> _About this task_
Could you return all of the records exactly, minus their images?

> _Data for the task_
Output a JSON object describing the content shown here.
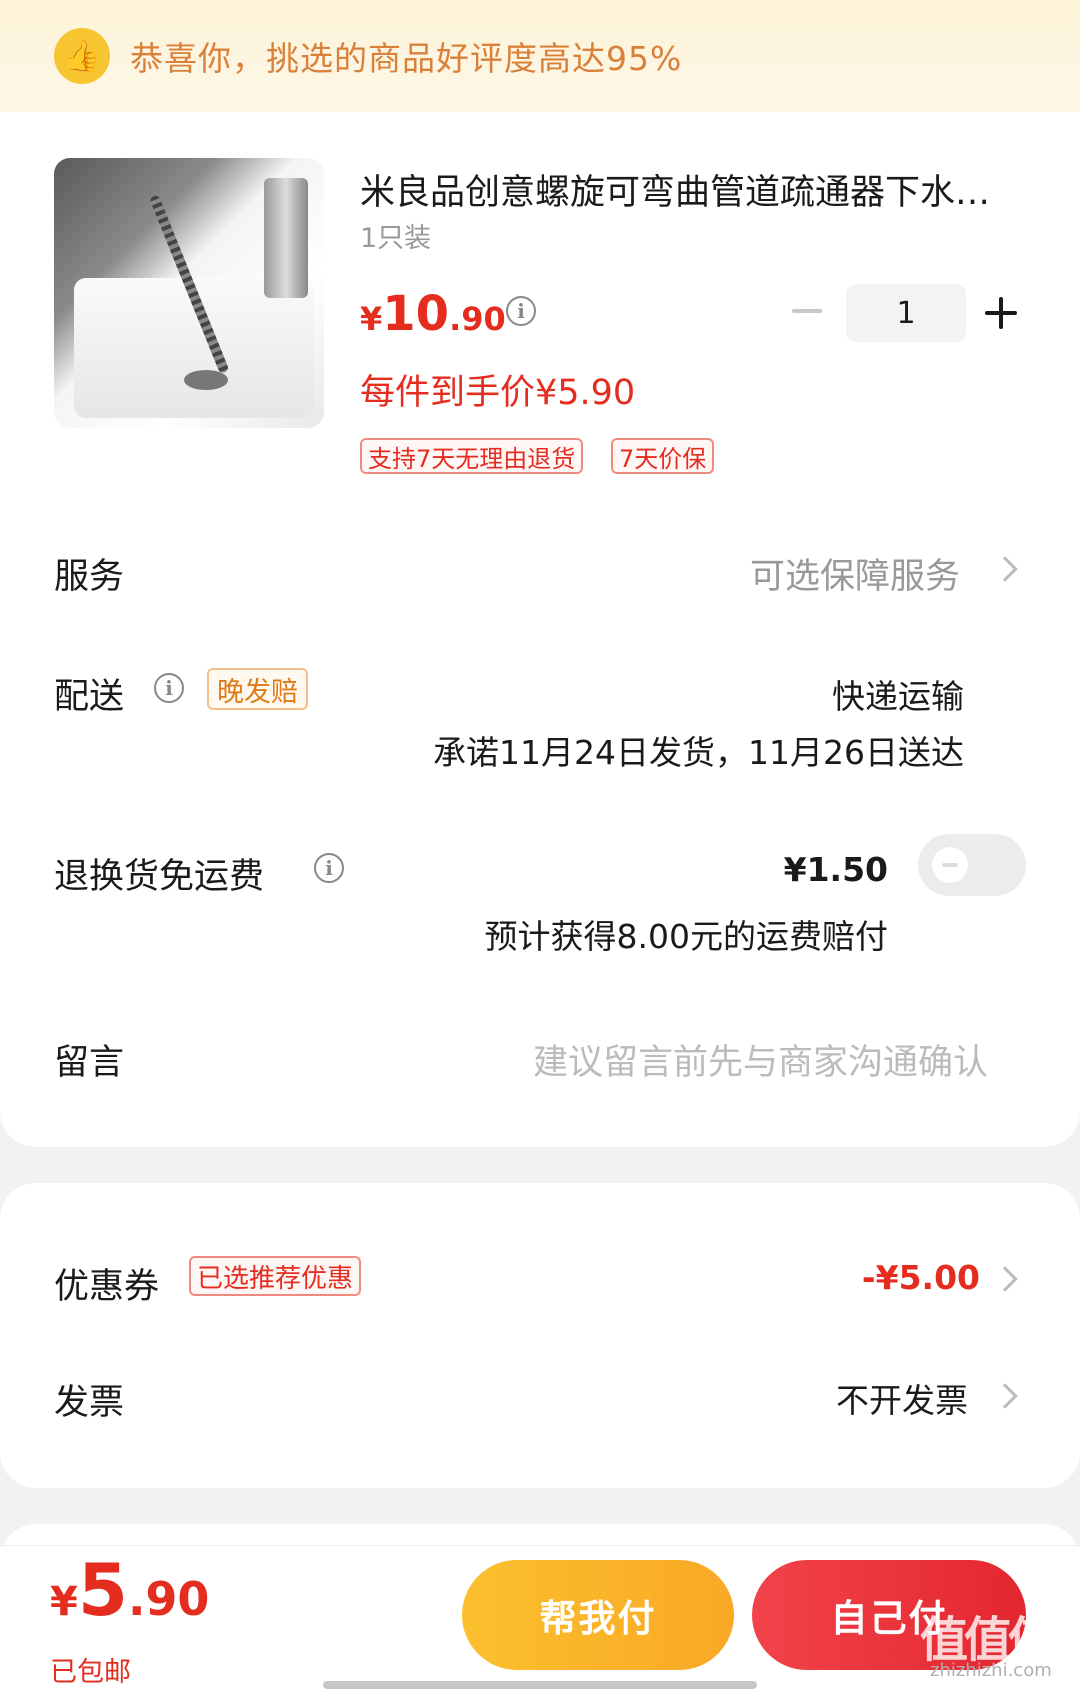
{
  "banner": {
    "text": "恭喜你，挑选的商品好评度高达95%",
    "icon": "thumbs-up-icon"
  },
  "product": {
    "title": "米良品创意螺旋可弯曲管道疏通器下水道头发清理神器",
    "spec": "1只装",
    "price_yen": "¥",
    "price_int": "10",
    "price_dec": ".90",
    "deal_price": "每件到手价¥5.90",
    "quantity": "1",
    "tags": [
      "支持7天无理由退货",
      "7天价保"
    ]
  },
  "rows": {
    "service": {
      "label": "服务",
      "value": "可选保障服务"
    },
    "delivery": {
      "label": "配送",
      "tag": "晚发赔",
      "method": "快递运输",
      "promise": "承诺11月24日发货，11月26日送达"
    },
    "return_shipping": {
      "label": "退换货免运费",
      "price": "¥1.50",
      "desc": "预计获得8.00元的运费赔付",
      "toggle_on": false
    },
    "message": {
      "label": "留言",
      "placeholder": "建议留言前先与商家沟通确认"
    }
  },
  "coupon": {
    "label": "优惠券",
    "tag": "已选推荐优惠",
    "value": "-¥5.00"
  },
  "invoice": {
    "label": "发票",
    "value": "不开发票"
  },
  "footer": {
    "total_yen": "¥",
    "total_int": "5",
    "total_dec": ".90",
    "shipping": "已包邮",
    "help_pay": "帮我付",
    "self_pay": "自己付"
  },
  "watermark": {
    "main": "值值值",
    "sub": "zhizhizhi.com"
  },
  "colors": {
    "accent_red": "#e52d1f",
    "banner_text": "#d9813a",
    "help_btn": "#f9a825",
    "self_btn": "#e3262f"
  }
}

> _Answer for the task_
Output a JSON object describing the content shown here.
{
  "banner": {
    "text": "恭喜你，挑选的商品好评度高达95%",
    "icon": "thumbs-up-icon"
  },
  "product": {
    "title": "米良品创意螺旋可弯曲管道疏通器下水道头发清理神器",
    "spec": "1只装",
    "price_yen": "¥",
    "price_int": "10",
    "price_dec": ".90",
    "deal_price": "每件到手价¥5.90",
    "quantity": "1",
    "tags": [
      "支持7天无理由退货",
      "7天价保"
    ]
  },
  "rows": {
    "service": {
      "label": "服务",
      "value": "可选保障服务"
    },
    "delivery": {
      "label": "配送",
      "tag": "晚发赔",
      "method": "快递运输",
      "promise": "承诺11月24日发货，11月26日送达"
    },
    "return_shipping": {
      "label": "退换货免运费",
      "price": "¥1.50",
      "desc": "预计获得8.00元的运费赔付",
      "toggle_on": false
    },
    "message": {
      "label": "留言",
      "placeholder": "建议留言前先与商家沟通确认"
    }
  },
  "coupon": {
    "label": "优惠券",
    "tag": "已选推荐优惠",
    "value": "-¥5.00"
  },
  "invoice": {
    "label": "发票",
    "value": "不开发票"
  },
  "footer": {
    "total_yen": "¥",
    "total_int": "5",
    "total_dec": ".90",
    "shipping": "已包邮",
    "help_pay": "帮我付",
    "self_pay": "自己付"
  },
  "watermark": {
    "main": "值值值",
    "sub": "zhizhizhi.com"
  },
  "colors": {
    "accent_red": "#e52d1f",
    "banner_text": "#d9813a",
    "help_btn": "#f9a825",
    "self_btn": "#e3262f"
  }
}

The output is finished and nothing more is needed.